## REQUIREMENT
Read the data, and whenever a line holds the word "document", report that line.

## EXERCISE MATERIALS
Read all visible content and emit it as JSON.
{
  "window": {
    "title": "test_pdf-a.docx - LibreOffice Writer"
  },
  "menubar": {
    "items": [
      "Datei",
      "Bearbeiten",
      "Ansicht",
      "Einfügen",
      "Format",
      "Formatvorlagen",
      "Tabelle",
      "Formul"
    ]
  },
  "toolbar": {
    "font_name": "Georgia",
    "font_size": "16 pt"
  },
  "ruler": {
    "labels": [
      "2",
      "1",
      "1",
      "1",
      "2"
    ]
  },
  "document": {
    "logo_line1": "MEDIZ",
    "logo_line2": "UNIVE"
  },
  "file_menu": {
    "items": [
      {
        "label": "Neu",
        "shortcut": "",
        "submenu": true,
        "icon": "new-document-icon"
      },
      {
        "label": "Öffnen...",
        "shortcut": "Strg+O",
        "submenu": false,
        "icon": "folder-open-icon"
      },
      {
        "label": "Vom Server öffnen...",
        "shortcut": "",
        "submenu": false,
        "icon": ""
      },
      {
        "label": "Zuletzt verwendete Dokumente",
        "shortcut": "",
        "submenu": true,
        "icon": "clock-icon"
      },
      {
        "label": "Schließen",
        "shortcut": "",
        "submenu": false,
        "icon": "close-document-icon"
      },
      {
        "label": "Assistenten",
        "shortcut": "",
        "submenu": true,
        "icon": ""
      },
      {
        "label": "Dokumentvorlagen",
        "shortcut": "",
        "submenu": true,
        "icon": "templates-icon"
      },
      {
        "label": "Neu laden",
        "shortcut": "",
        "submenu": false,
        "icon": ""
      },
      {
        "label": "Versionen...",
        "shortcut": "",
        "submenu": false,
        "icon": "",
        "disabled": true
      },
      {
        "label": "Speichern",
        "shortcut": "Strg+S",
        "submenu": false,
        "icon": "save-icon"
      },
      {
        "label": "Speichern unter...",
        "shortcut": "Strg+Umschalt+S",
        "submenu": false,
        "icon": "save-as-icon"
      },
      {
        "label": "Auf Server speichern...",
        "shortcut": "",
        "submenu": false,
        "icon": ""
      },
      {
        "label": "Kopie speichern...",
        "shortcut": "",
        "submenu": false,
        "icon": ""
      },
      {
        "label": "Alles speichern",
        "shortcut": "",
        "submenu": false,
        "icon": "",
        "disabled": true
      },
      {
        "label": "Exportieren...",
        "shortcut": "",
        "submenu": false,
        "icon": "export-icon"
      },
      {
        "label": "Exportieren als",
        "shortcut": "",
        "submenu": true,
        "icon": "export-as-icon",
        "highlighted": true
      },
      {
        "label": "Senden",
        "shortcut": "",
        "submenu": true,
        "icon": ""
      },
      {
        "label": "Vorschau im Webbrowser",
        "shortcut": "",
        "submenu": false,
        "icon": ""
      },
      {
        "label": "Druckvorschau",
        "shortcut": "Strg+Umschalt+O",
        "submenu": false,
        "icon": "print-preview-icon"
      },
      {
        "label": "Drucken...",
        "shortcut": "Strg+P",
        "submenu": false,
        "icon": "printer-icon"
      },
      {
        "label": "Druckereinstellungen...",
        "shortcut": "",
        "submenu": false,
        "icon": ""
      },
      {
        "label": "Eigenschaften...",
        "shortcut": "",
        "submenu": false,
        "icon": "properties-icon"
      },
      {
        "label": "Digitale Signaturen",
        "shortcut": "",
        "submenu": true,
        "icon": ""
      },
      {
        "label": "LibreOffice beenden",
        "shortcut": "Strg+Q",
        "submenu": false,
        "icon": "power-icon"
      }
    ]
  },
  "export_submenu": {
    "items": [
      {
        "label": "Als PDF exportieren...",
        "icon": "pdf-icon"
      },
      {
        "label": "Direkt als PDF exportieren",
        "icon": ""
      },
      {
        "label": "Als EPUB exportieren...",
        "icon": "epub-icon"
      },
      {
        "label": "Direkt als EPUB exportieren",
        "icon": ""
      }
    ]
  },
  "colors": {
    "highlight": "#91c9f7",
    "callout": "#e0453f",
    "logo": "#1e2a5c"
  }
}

## ANSWER TO THE EXERCISE
  "document": {
        "icon": "new-document-icon"
        "icon": "close-document-icon"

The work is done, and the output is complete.